2 of 4 people found the following review helpful
Heddaby Dabby Doo.,
This review is from: The Witches [DVD]  (DVD)
The Witches is directed by Cyril Frankel and adapted to screenplay by Nigel Kneale from the novel The Devil's Own written by Nora Lofts. It stars Joan Fontaine, Alec McCowen, Kay Walsh, Ann Bell, Ingrid Boulting, Michele Dotrice and Gwen Ffrangcon Davies. Music is by Philip Martell and Technicolor cinematography by Arthur Grant.
After suffering a breakdown in Africa when she was exposed to witchcraft, schoolteacher Gwen Mayfield (Fontaine) returns to England and takes up a position as headmistress at Heddaby School. All seems to be going swimmingly well in this idyllic village location, but it's not long before Gwen senses all is not as it seems here. Or is she just heading for another mental breakdown?
Kneale wanted to make a satire of devil worshippers in rural England, Hammer Films big wigs and director Frankel wanted to make a chiller, the end result is neither, with each side blaming the other. The film flopped at the box office, Fontaine, who had great faith in the story, was deeply upset and went into practical retirement, and it stands today as an enjoyable enough misfire that isn't all it can be.
The main problems are that it never serves as a horror film in spite of the source material suggesting as such, well that and the quite bizarre last quarter of film that pushes the boundaries of ridiculousness! Yet there's enough to enjoy here if accepting it as being more a safe creeper type of a film. In fact Fontaine preferred it to be known as a detective story with a black magic backdrop, so maybe that's exactly how it should be approached these days?

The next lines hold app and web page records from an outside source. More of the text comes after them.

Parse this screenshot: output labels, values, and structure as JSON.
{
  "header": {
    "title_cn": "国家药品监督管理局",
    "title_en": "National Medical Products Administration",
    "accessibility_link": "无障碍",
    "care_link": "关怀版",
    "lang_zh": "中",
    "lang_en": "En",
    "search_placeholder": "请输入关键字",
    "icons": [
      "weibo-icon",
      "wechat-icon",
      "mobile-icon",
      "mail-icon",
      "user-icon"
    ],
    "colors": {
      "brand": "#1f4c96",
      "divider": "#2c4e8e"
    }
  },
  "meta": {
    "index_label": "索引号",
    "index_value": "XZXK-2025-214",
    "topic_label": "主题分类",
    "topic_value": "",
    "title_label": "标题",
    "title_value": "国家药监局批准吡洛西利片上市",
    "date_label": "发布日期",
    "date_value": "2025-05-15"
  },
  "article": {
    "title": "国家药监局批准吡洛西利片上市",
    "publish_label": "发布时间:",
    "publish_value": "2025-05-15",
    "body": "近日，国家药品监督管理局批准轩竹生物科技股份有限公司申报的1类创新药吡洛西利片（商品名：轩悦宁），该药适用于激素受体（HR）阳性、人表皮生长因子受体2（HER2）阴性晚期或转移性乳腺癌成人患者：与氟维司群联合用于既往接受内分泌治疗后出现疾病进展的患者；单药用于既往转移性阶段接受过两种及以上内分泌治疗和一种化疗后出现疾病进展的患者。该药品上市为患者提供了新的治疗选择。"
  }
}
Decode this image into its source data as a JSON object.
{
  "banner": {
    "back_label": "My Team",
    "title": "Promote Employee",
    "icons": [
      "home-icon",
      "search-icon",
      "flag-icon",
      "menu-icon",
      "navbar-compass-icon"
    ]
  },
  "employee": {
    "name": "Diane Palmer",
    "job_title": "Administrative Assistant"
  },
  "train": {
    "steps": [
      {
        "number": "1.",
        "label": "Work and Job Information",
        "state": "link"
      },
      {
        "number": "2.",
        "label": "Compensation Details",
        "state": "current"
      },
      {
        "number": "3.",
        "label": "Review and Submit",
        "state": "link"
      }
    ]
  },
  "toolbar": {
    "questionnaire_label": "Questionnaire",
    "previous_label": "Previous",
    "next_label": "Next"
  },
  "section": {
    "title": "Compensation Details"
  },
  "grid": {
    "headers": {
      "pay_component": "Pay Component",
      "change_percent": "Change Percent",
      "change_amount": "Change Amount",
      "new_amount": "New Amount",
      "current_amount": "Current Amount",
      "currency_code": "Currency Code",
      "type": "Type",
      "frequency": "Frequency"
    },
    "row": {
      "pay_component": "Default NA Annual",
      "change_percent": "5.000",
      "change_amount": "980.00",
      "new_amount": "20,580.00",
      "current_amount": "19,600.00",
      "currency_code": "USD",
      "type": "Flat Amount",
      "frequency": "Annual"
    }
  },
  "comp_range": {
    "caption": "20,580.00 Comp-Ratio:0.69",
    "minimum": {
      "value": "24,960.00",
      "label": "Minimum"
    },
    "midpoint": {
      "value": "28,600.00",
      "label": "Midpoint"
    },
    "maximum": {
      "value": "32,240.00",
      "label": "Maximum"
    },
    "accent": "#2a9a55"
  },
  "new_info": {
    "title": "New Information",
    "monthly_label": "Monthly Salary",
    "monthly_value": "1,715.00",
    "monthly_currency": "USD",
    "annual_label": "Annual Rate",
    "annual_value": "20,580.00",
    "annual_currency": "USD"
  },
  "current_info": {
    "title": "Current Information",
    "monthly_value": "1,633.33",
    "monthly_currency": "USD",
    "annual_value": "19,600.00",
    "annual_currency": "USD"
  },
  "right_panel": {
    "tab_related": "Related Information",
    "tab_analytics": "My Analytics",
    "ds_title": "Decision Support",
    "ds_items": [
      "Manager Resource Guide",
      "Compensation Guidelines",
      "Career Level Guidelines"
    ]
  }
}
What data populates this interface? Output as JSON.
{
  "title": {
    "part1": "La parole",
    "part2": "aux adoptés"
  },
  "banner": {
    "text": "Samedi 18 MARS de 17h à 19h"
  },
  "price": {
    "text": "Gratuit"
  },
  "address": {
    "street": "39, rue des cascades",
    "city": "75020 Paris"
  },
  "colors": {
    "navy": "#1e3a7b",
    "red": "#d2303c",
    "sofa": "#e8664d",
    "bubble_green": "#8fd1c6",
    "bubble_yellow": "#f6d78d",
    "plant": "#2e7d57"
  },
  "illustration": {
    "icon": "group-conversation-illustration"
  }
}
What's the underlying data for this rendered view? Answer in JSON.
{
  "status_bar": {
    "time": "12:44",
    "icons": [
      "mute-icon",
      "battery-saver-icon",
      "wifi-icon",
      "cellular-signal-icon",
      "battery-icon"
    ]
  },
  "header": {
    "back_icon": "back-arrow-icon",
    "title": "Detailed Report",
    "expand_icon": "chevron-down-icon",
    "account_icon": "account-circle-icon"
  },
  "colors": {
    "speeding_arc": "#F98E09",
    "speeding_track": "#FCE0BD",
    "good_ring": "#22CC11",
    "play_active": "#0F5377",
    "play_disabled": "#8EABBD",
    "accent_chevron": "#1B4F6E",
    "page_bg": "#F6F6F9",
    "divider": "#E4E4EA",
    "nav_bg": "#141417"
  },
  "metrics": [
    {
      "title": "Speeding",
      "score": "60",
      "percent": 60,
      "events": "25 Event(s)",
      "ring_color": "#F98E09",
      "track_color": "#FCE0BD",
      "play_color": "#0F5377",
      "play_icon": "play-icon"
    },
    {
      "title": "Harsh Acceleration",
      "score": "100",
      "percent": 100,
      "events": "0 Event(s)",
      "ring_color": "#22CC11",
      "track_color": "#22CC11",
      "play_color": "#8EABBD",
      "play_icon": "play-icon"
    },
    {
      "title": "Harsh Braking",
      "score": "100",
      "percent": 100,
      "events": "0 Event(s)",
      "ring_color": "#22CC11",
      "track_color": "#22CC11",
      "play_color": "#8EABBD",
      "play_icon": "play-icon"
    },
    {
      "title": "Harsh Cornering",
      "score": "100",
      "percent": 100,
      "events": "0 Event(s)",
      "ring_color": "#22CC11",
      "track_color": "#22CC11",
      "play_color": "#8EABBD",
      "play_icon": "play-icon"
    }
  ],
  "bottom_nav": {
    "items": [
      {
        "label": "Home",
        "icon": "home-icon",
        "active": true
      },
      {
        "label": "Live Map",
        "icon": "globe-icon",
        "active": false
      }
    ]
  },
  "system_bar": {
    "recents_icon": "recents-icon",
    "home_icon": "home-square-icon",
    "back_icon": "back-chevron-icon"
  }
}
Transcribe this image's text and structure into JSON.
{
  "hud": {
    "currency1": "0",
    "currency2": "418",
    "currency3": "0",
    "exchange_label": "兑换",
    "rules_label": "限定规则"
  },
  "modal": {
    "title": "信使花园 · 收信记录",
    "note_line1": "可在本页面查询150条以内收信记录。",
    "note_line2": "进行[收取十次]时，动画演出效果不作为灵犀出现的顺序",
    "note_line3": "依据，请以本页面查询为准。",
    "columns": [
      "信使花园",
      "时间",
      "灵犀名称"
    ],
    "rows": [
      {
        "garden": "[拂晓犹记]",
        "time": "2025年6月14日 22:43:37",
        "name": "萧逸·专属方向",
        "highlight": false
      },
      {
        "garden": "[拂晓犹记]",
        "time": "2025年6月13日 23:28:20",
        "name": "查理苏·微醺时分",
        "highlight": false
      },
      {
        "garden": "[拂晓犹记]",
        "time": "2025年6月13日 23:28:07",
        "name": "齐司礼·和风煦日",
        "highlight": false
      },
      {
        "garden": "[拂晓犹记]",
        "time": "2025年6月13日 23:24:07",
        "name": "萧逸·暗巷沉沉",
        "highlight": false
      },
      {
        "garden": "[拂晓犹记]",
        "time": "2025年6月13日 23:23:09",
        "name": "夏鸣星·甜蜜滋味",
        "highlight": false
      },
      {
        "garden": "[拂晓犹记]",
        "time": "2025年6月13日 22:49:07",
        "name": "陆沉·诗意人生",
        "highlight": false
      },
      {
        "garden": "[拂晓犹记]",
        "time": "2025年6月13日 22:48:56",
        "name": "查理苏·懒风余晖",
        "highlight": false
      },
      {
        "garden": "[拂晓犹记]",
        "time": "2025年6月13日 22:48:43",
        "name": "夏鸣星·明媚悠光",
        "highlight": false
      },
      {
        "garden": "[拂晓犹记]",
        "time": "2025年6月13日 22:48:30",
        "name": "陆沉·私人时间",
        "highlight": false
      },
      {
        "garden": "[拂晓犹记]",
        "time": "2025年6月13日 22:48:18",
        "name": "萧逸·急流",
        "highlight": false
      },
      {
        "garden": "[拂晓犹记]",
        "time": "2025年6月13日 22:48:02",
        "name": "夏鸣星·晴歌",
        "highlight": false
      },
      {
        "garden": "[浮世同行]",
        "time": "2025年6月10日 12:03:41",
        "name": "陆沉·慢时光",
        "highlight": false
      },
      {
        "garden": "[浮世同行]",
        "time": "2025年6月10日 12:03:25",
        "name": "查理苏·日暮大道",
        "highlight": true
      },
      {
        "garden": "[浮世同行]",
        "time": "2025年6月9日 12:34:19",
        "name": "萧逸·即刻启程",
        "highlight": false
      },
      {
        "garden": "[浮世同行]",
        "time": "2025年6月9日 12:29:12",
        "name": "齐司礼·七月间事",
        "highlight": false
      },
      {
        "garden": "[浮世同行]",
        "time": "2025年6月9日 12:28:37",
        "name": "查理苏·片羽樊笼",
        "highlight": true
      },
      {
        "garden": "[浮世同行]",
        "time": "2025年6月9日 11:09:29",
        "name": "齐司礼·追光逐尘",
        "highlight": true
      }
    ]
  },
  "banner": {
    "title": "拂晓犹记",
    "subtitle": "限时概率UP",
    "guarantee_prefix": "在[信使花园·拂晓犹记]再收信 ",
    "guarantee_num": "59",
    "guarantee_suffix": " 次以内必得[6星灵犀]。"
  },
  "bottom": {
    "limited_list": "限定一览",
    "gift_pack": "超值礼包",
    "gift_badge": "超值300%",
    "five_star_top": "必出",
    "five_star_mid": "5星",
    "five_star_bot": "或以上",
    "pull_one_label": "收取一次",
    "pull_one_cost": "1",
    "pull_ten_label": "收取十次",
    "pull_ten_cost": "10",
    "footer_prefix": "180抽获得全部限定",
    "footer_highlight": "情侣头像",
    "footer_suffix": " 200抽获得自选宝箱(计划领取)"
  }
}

The performances of Fontaine and Walsh are very much up to scratch, the former still beautiful at 51 and neatly imbuing Gwen with confused emotions, the latter firmly relishing a two fold role that calls for enigmatic dallying and hard nosed leadership. Davies holds the attention very well, McCowen is delightfully odd! While Martin Stephens (child star of The Innocents and Village of the Damned) and Boulting (daughter of Brit film legend Roy) add the requisite teen friendship under duress axis.
When the production comes off the sound stage and out into the village locale (Hambleden in Buckinghamshire standing in for Heddaby), it's all rather splendid to look at, but it is conventional film making. Martell's music is a bit too aware of itself, trying hard to make us think horror exists when none is evident, and in a grand year for Hammer Film blood letting, The Witches is decidedly bloodless.
A story of mental breakdowns and witchcraft shouldn't be a pleasant experience, yet that's exactly what The Witches is! For better and worse... 6/10